== WORK ORDER ==
Your answer should consist of the lines in the following data that contain "recursion".

=== RECORDS SUPPLIED ===

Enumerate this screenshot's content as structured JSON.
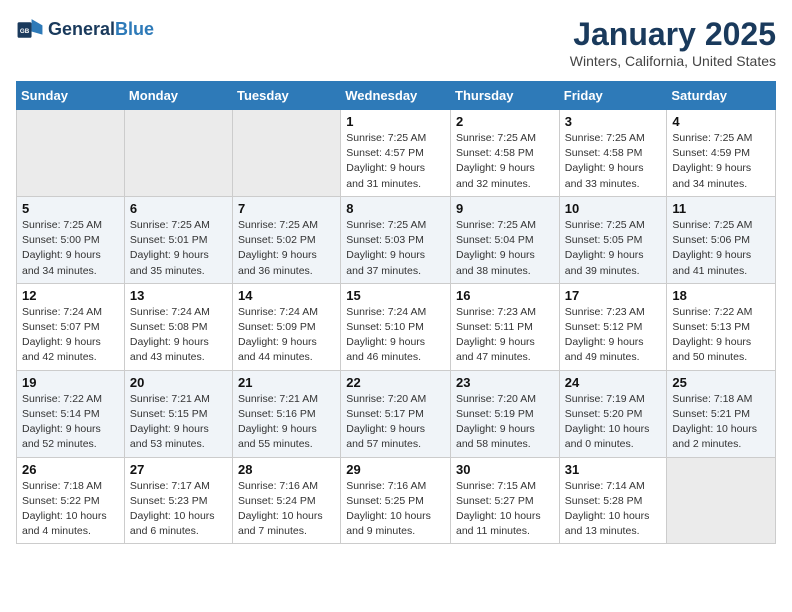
{
  "logo": {
    "line1": "General",
    "line2": "Blue"
  },
  "title": "January 2025",
  "subtitle": "Winters, California, United States",
  "days_of_week": [
    "Sunday",
    "Monday",
    "Tuesday",
    "Wednesday",
    "Thursday",
    "Friday",
    "Saturday"
  ],
  "weeks": [
    [
      {
        "day": "",
        "info": ""
      },
      {
        "day": "",
        "info": ""
      },
      {
        "day": "",
        "info": ""
      },
      {
        "day": "1",
        "info": "Sunrise: 7:25 AM\nSunset: 4:57 PM\nDaylight: 9 hours\nand 31 minutes."
      },
      {
        "day": "2",
        "info": "Sunrise: 7:25 AM\nSunset: 4:58 PM\nDaylight: 9 hours\nand 32 minutes."
      },
      {
        "day": "3",
        "info": "Sunrise: 7:25 AM\nSunset: 4:58 PM\nDaylight: 9 hours\nand 33 minutes."
      },
      {
        "day": "4",
        "info": "Sunrise: 7:25 AM\nSunset: 4:59 PM\nDaylight: 9 hours\nand 34 minutes."
      }
    ],
    [
      {
        "day": "5",
        "info": "Sunrise: 7:25 AM\nSunset: 5:00 PM\nDaylight: 9 hours\nand 34 minutes."
      },
      {
        "day": "6",
        "info": "Sunrise: 7:25 AM\nSunset: 5:01 PM\nDaylight: 9 hours\nand 35 minutes."
      },
      {
        "day": "7",
        "info": "Sunrise: 7:25 AM\nSunset: 5:02 PM\nDaylight: 9 hours\nand 36 minutes."
      },
      {
        "day": "8",
        "info": "Sunrise: 7:25 AM\nSunset: 5:03 PM\nDaylight: 9 hours\nand 37 minutes."
      },
      {
        "day": "9",
        "info": "Sunrise: 7:25 AM\nSunset: 5:04 PM\nDaylight: 9 hours\nand 38 minutes."
      },
      {
        "day": "10",
        "info": "Sunrise: 7:25 AM\nSunset: 5:05 PM\nDaylight: 9 hours\nand 39 minutes."
      },
      {
        "day": "11",
        "info": "Sunrise: 7:25 AM\nSunset: 5:06 PM\nDaylight: 9 hours\nand 41 minutes."
      }
    ],
    [
      {
        "day": "12",
        "info": "Sunrise: 7:24 AM\nSunset: 5:07 PM\nDaylight: 9 hours\nand 42 minutes."
      },
      {
        "day": "13",
        "info": "Sunrise: 7:24 AM\nSunset: 5:08 PM\nDaylight: 9 hours\nand 43 minutes."
      },
      {
        "day": "14",
        "info": "Sunrise: 7:24 AM\nSunset: 5:09 PM\nDaylight: 9 hours\nand 44 minutes."
      },
      {
        "day": "15",
        "info": "Sunrise: 7:24 AM\nSunset: 5:10 PM\nDaylight: 9 hours\nand 46 minutes."
      },
      {
        "day": "16",
        "info": "Sunrise: 7:23 AM\nSunset: 5:11 PM\nDaylight: 9 hours\nand 47 minutes."
      },
      {
        "day": "17",
        "info": "Sunrise: 7:23 AM\nSunset: 5:12 PM\nDaylight: 9 hours\nand 49 minutes."
      },
      {
        "day": "18",
        "info": "Sunrise: 7:22 AM\nSunset: 5:13 PM\nDaylight: 9 hours\nand 50 minutes."
      }
    ],
    [
      {
        "day": "19",
        "info": "Sunrise: 7:22 AM\nSunset: 5:14 PM\nDaylight: 9 hours\nand 52 minutes."
      },
      {
        "day": "20",
        "info": "Sunrise: 7:21 AM\nSunset: 5:15 PM\nDaylight: 9 hours\nand 53 minutes."
      },
      {
        "day": "21",
        "info": "Sunrise: 7:21 AM\nSunset: 5:16 PM\nDaylight: 9 hours\nand 55 minutes."
      },
      {
        "day": "22",
        "info": "Sunrise: 7:20 AM\nSunset: 5:17 PM\nDaylight: 9 hours\nand 57 minutes."
      },
      {
        "day": "23",
        "info": "Sunrise: 7:20 AM\nSunset: 5:19 PM\nDaylight: 9 hours\nand 58 minutes."
      },
      {
        "day": "24",
        "info": "Sunrise: 7:19 AM\nSunset: 5:20 PM\nDaylight: 10 hours\nand 0 minutes."
      },
      {
        "day": "25",
        "info": "Sunrise: 7:18 AM\nSunset: 5:21 PM\nDaylight: 10 hours\nand 2 minutes."
      }
    ],
    [
      {
        "day": "26",
        "info": "Sunrise: 7:18 AM\nSunset: 5:22 PM\nDaylight: 10 hours\nand 4 minutes."
      },
      {
        "day": "27",
        "info": "Sunrise: 7:17 AM\nSunset: 5:23 PM\nDaylight: 10 hours\nand 6 minutes."
      },
      {
        "day": "28",
        "info": "Sunrise: 7:16 AM\nSunset: 5:24 PM\nDaylight: 10 hours\nand 7 minutes."
      },
      {
        "day": "29",
        "info": "Sunrise: 7:16 AM\nSunset: 5:25 PM\nDaylight: 10 hours\nand 9 minutes."
      },
      {
        "day": "30",
        "info": "Sunrise: 7:15 AM\nSunset: 5:27 PM\nDaylight: 10 hours\nand 11 minutes."
      },
      {
        "day": "31",
        "info": "Sunrise: 7:14 AM\nSunset: 5:28 PM\nDaylight: 10 hours\nand 13 minutes."
      },
      {
        "day": "",
        "info": ""
      }
    ]
  ]
}
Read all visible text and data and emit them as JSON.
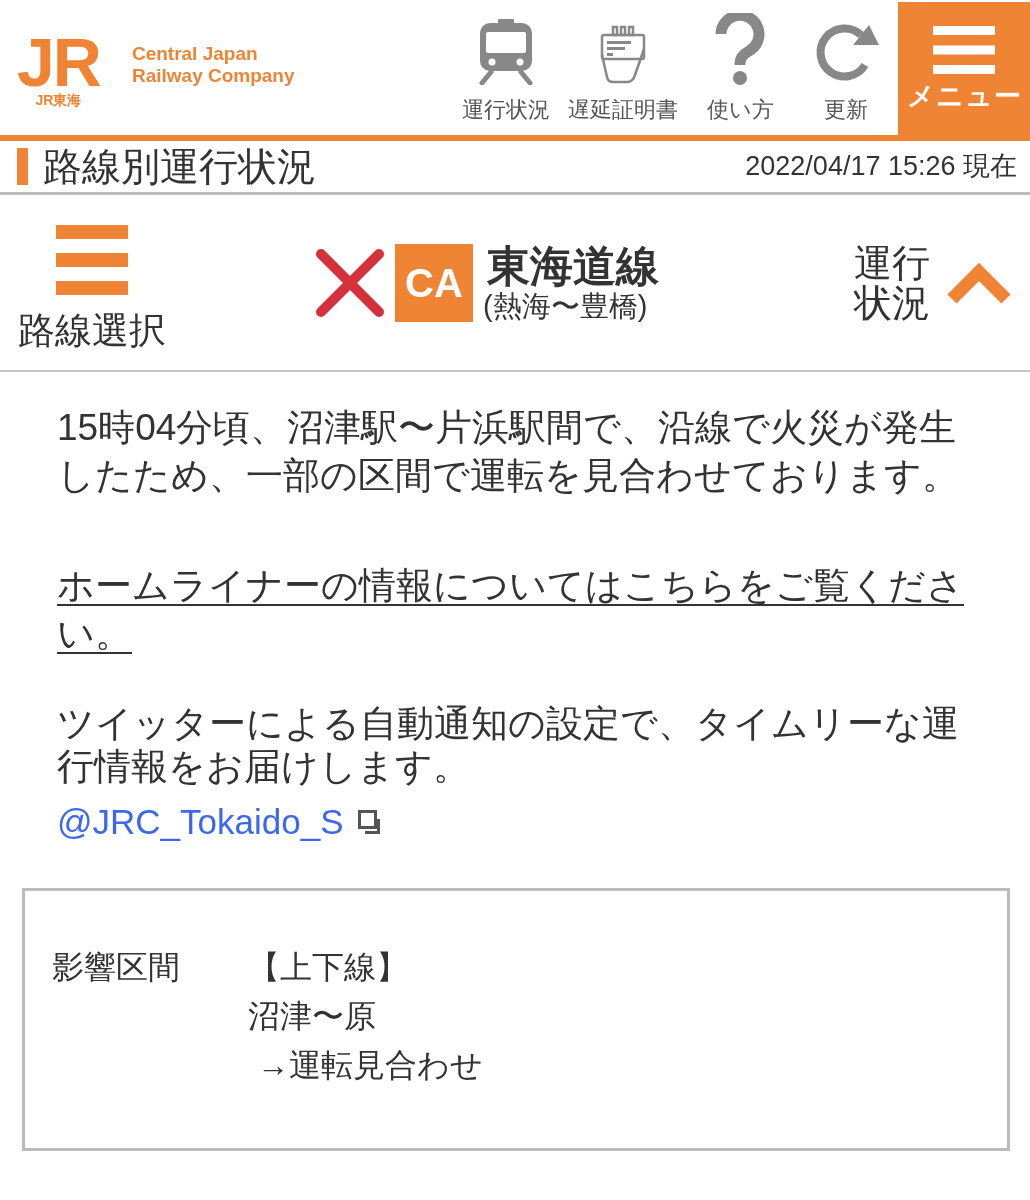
{
  "header": {
    "logo": {
      "mark": "JR",
      "sub": "JR東海",
      "company": "Central Japan Railway Company"
    },
    "nav": [
      {
        "kind": "train",
        "label": "運行状況"
      },
      {
        "kind": "certificate",
        "label": "遅延証明書"
      },
      {
        "kind": "help",
        "label": "使い方"
      },
      {
        "kind": "refresh",
        "label": "更新"
      }
    ],
    "menu_button": {
      "label": "メニュー"
    }
  },
  "title_bar": {
    "title": "路線別運行状況",
    "timestamp": "2022/04/17 15:26 現在"
  },
  "line_header": {
    "line_select": {
      "label": "路線選択"
    },
    "suspended": true,
    "line_code": "CA",
    "line_name": "東海道線",
    "section": "(熱海〜豊橋)",
    "status_toggle": {
      "label": "運行状況",
      "expanded": true
    }
  },
  "notice": {
    "message": "15時04分頃、沼津駅〜片浜駅間で、沿線で火災が発生したため、一部の区間で運転を見合わせております。",
    "link": "ホームライナーの情報についてはこちらをご覧ください。",
    "twitter_text": "ツイッターによる自動通知の設定で、タイムリーな運行情報をお届けします。",
    "twitter_handle": "@JRC_Tokaido_S"
  },
  "affected": {
    "label": "影響区間",
    "lines": [
      "【上下線】",
      "沼津〜原",
      " →運転見合わせ"
    ]
  }
}
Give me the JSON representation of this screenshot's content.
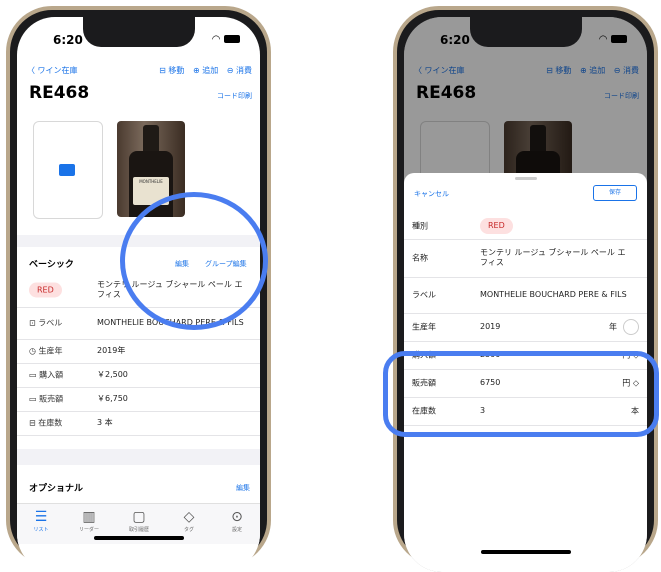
{
  "status": {
    "time": "6:20"
  },
  "nav": {
    "back": "〈 ワイン在庫",
    "move": "⊟ 移動",
    "add": "⊕ 追加",
    "consume": "⊖ 消費"
  },
  "detail": {
    "code": "RE468",
    "print": "コード印刷",
    "bottle_label": "MONTHELIE",
    "basic_title": "ベーシック",
    "edit": "編集",
    "group_edit": "グループ編集",
    "type_badge": "RED",
    "name": "モンテリ ルージュ ブシャール ペール エ フィス",
    "rows": [
      {
        "label": "ラベル",
        "value": "MONTHELIE BOUCHARD PERE & FILS"
      },
      {
        "label": "生産年",
        "value": "2019年"
      },
      {
        "label": "購入額",
        "value": "￥2,500"
      },
      {
        "label": "販売額",
        "value": "￥6,750"
      },
      {
        "label": "在庫数",
        "value": "3 本"
      }
    ],
    "optional_title": "オプショナル",
    "optional_edit": "編集"
  },
  "tabs": [
    {
      "label": "リスト",
      "icon": "list-icon"
    },
    {
      "label": "リーダー",
      "icon": "barcode-icon"
    },
    {
      "label": "取引履歴",
      "icon": "tray-icon"
    },
    {
      "label": "タグ",
      "icon": "tag-icon"
    },
    {
      "label": "設定",
      "icon": "more-icon"
    }
  ],
  "sheet": {
    "cancel": "キャンセル",
    "save": "保存",
    "fields": [
      {
        "label": "種別",
        "value": "RED",
        "unit": ""
      },
      {
        "label": "名称",
        "value": "モンテリ ルージュ ブシャール ペール エ フィス",
        "unit": ""
      },
      {
        "label": "ラベル",
        "value": "MONTHELIE BOUCHARD PERE & FILS",
        "unit": ""
      },
      {
        "label": "生産年",
        "value": "2019",
        "unit": "年"
      },
      {
        "label": "購入額",
        "value": "2500",
        "unit": "円 ◇"
      },
      {
        "label": "販売額",
        "value": "6750",
        "unit": "円 ◇"
      },
      {
        "label": "在庫数",
        "value": "3",
        "unit": "本"
      }
    ]
  },
  "colors": {
    "accent": "#1a73e8",
    "highlight": "#4a7df0",
    "red_badge": "#fde0e0"
  }
}
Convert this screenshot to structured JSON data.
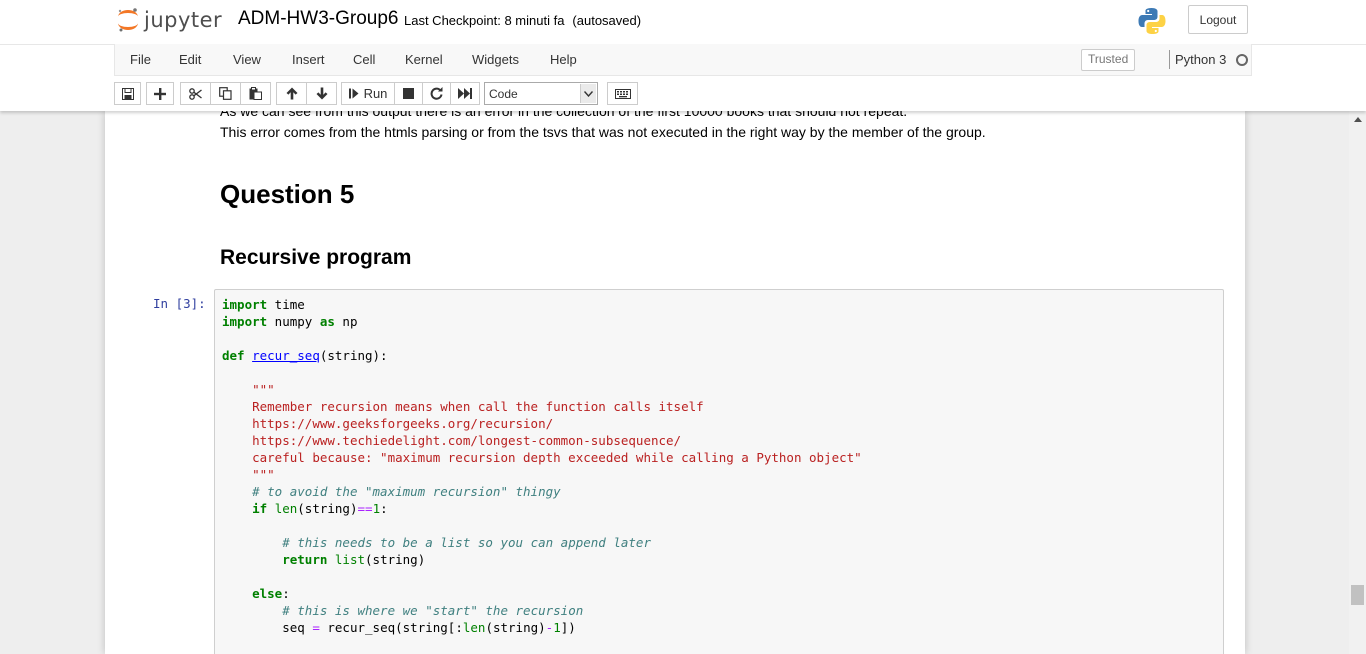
{
  "header": {
    "logo_text": "jupyter",
    "notebook_name": "ADM-HW3-Group6",
    "checkpoint_label": "Last Checkpoint: 8 minuti fa",
    "autosave_status": "(autosaved)",
    "logout_label": "Logout"
  },
  "menubar": {
    "items": [
      "File",
      "Edit",
      "View",
      "Insert",
      "Cell",
      "Kernel",
      "Widgets",
      "Help"
    ],
    "trusted_label": "Trusted",
    "kernel_name": "Python 3"
  },
  "toolbar": {
    "buttons": [
      "save-icon",
      "plus-icon",
      "cut-icon",
      "copy-icon",
      "paste-icon",
      "arrow-up-icon",
      "arrow-down-icon",
      "run-icon",
      "stop-icon",
      "restart-icon",
      "fast-forward-icon",
      "keyboard-icon"
    ],
    "run_label": "Run",
    "cell_type": "Code"
  },
  "notebook": {
    "md_partial_line": "As we can see from this output there is an error in the collection of the first 10000 books that should not repeat.",
    "md_line2": "This error comes from the htmls parsing or from the tsvs that was not executed in the right way by the member of the group.",
    "heading1": "Question 5",
    "heading2": "Recursive program",
    "cell_prompt": "In [3]:",
    "code": {
      "imp1": "import",
      "mod1": " time",
      "imp2": "import",
      "mod2": " numpy ",
      "as": "as",
      "alias": " np",
      "def": "def",
      "fname": "recur_seq",
      "params": "(string):",
      "doc_open": "\"\"\"",
      "doc1": "Remember recursion means when call the function calls itself",
      "doc2": "https://www.geeksforgeeks.org/recursion/",
      "doc3": "https://www.techiedelight.com/longest-common-subsequence/",
      "doc4": "careful because: \"maximum recursion depth exceeded while calling a Python object\"",
      "doc_close": "\"\"\"",
      "c1": "# to avoid the \"maximum recursion\" thingy",
      "if": "if",
      "len1": "len",
      "cond": "(string)",
      "eqop": "==",
      "one": "1",
      "colon": ":",
      "c2": "# this needs to be a list so you can append later",
      "return": "return",
      "list": "list",
      "ret_arg": "(string)",
      "else": "else",
      "else_colon": ":",
      "c3": "# this is where we \"start\" the recursion",
      "seq": "seq ",
      "assign": "=",
      "call": " recur_seq(string[:",
      "len2": "len",
      "call2": "(string)",
      "minus": "-",
      "one2": "1",
      "call_end": "])"
    }
  },
  "colors": {
    "prompt": "#303f9f",
    "keyword": "#008000",
    "string": "#ba2121",
    "comment": "#408080",
    "operator": "#aa22ff",
    "function": "#0000ff"
  }
}
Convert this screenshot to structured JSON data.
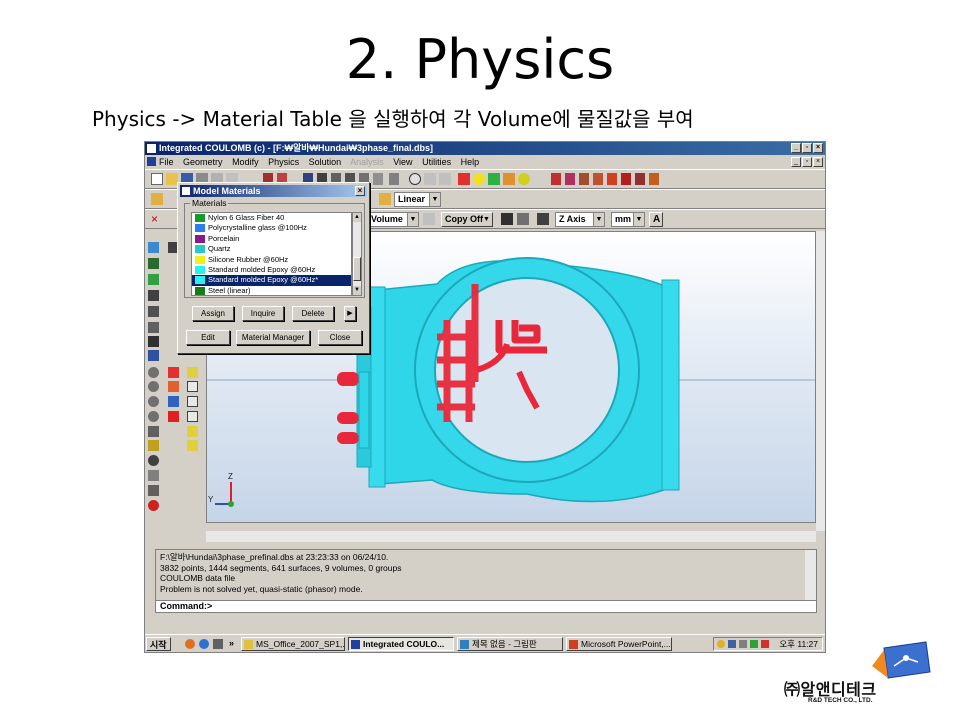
{
  "slide": {
    "title": "2. Physics",
    "subtitle": "Physics -> Material Table 을 실행하여 각 Volume에 물질값을 부여"
  },
  "app": {
    "title": "Integrated COULOMB (c) - [F:₩알바₩Hundai₩3phase_final.dbs]",
    "menu": [
      "File",
      "Geometry",
      "Modify",
      "Physics",
      "Solution",
      "Analysis",
      "View",
      "Utilities",
      "Help"
    ],
    "disabled_menu": "Analysis",
    "toolbar": {
      "mode": "Linear",
      "volume": "Volume",
      "copy": "Copy Off",
      "axis": "Z Axis",
      "units": "mm",
      "text_tool": "A"
    }
  },
  "dialog": {
    "title": "Model Materials",
    "group_label": "Materials",
    "materials": [
      {
        "name": "Nylon 6 Glass Fiber 40",
        "color": "#1a9a2a"
      },
      {
        "name": "Polycrystalline glass @100Hz",
        "color": "#2a7ef0"
      },
      {
        "name": "Porcelain",
        "color": "#8a1a8a"
      },
      {
        "name": "Quartz",
        "color": "#28c8c8"
      },
      {
        "name": "Silicone Rubber @60Hz",
        "color": "#f0f020"
      },
      {
        "name": "Standard molded Epoxy @60Hz",
        "color": "#2af0f0"
      },
      {
        "name": "Standard molded Epoxy @60Hz*",
        "color": "#2af0f0"
      },
      {
        "name": "Steel (linear)",
        "color": "#1a7a1a"
      }
    ],
    "selected_index": 6,
    "buttons": {
      "assign": "Assign",
      "inquire": "Inquire",
      "delete": "Delete",
      "more": "▶",
      "edit": "Edit",
      "manager": "Material Manager",
      "close": "Close"
    }
  },
  "console": {
    "lines": [
      "F:\\알바\\Hundai\\3phase_prefinal.dbs at 23:23:33 on 06/24/10.",
      "3832 points,    1444 segments,    641 surfaces,    9 volumes,    0 groups",
      "COULOMB data file",
      "Problem is not solved yet, quasi-static (phasor) mode."
    ],
    "prompt": "Command:>"
  },
  "taskbar": {
    "start": "시작",
    "chevron": "»",
    "tasks": [
      {
        "label": "MS_Office_2007_SP1,...",
        "active": false
      },
      {
        "label": "Integrated COULO...",
        "active": true
      },
      {
        "label": "제목 없음 - 그림판",
        "active": false
      },
      {
        "label": "Microsoft PowerPoint,...",
        "active": false
      }
    ],
    "clock": "오후 11:27"
  },
  "axes": {
    "z": "Z",
    "y": "Y"
  },
  "logo": {
    "korean": "㈜알앤디테크",
    "english": "R&D TECH CO., LTD."
  },
  "colors": {
    "housing": "#2fd6e8",
    "conductor": "#e8283a",
    "titlebar": "#0a246a",
    "selection": "#0a246a"
  }
}
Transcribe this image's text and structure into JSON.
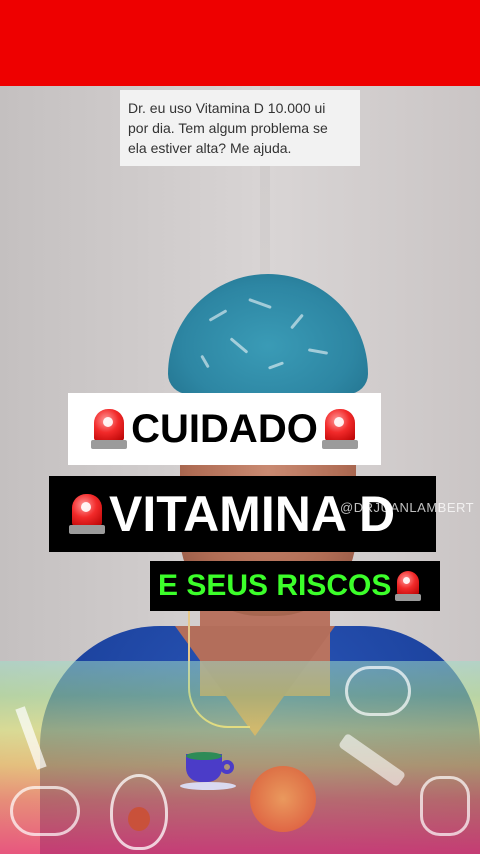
{
  "question": {
    "line1": "Dr. eu uso Vitamina D 10.000 ui",
    "line2": "por dia. Tem algum problema se",
    "line3": "ela estiver alta? Me ajuda."
  },
  "banners": {
    "cuidado": "CUIDADO",
    "vitamina": "VITAMINA D",
    "riscos": "E SEUS RISCOS"
  },
  "watermark": "@DRJUANLAMBERT",
  "icons": {
    "siren": "police-siren-icon",
    "cup": "tea-cup-icon",
    "brain": "brain-icon",
    "avocado": "avocado-icon",
    "syringe": "syringe-icon",
    "dumbbell": "dumbbell-icon"
  },
  "colors": {
    "top_bar": "#ee0000",
    "cuidado_bg": "#ffffff",
    "vitamina_bg": "#000000",
    "riscos_text": "#3cff2a"
  }
}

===

== SOLUTION TO THE EXERCISE ==
      "doc1": "Remember recursion means when call the function calls itself",
      "doc2": "https://www.geeksforgeeks.org/recursion/",
      "doc4": "careful because: \"maximum recursion depth exceeded while calling a Python object\"",
      "c1": "# to avoid the \"maximum recursion\" thingy",
      "c3": "# this is where we \"start\" the recursion",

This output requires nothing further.